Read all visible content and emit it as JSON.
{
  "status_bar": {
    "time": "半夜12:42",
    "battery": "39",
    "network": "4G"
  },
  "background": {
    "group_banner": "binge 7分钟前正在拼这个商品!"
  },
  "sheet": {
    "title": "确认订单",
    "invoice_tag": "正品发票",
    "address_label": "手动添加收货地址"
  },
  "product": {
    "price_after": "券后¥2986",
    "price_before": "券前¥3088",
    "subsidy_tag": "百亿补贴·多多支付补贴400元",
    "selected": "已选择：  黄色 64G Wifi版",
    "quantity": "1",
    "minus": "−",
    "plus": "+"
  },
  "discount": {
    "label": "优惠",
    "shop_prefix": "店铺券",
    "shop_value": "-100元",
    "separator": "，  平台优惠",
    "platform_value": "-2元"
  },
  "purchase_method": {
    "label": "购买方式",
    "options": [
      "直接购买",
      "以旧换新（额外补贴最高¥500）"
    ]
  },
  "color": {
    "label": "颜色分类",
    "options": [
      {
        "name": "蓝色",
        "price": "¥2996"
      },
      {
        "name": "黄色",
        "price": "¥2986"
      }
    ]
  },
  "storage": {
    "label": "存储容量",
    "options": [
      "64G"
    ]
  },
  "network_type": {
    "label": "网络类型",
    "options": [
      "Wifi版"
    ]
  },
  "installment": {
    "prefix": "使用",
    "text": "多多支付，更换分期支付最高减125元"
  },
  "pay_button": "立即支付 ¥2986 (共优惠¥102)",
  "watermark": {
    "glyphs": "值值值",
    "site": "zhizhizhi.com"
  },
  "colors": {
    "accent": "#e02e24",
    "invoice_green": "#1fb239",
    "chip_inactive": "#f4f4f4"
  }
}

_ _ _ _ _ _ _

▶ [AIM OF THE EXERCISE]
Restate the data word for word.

▶ [REPLY]
Read all visible content and emit it as JSON.
{
  "status_bar": {
    "time": "半夜12:42",
    "battery": "39",
    "network": "4G"
  },
  "background": {
    "group_banner": "binge 7分钟前正在拼这个商品!"
  },
  "sheet": {
    "title": "确认订单",
    "invoice_tag": "正品发票",
    "address_label": "手动添加收货地址"
  },
  "product": {
    "price_after": "券后¥2986",
    "price_before": "券前¥3088",
    "subsidy_tag": "百亿补贴·多多支付补贴400元",
    "selected": "已选择：  黄色 64G Wifi版",
    "quantity": "1",
    "minus": "−",
    "plus": "+"
  },
  "discount": {
    "label": "优惠",
    "shop_prefix": "店铺券",
    "shop_value": "-100元",
    "separator": "，  平台优惠",
    "platform_value": "-2元"
  },
  "purchase_method": {
    "label": "购买方式",
    "options": [
      "直接购买",
      "以旧换新（额外补贴最高¥500）"
    ]
  },
  "color": {
    "label": "颜色分类",
    "options": [
      {
        "name": "蓝色",
        "price": "¥2996"
      },
      {
        "name": "黄色",
        "price": "¥2986"
      }
    ]
  },
  "storage": {
    "label": "存储容量",
    "options": [
      "64G"
    ]
  },
  "network_type": {
    "label": "网络类型",
    "options": [
      "Wifi版"
    ]
  },
  "installment": {
    "prefix": "使用",
    "text": "多多支付，更换分期支付最高减125元"
  },
  "pay_button": "立即支付 ¥2986 (共优惠¥102)",
  "watermark": {
    "glyphs": "值值值",
    "site": "zhizhizhi.com"
  },
  "colors": {
    "accent": "#e02e24",
    "invoice_green": "#1fb239",
    "chip_inactive": "#f4f4f4"
  }
}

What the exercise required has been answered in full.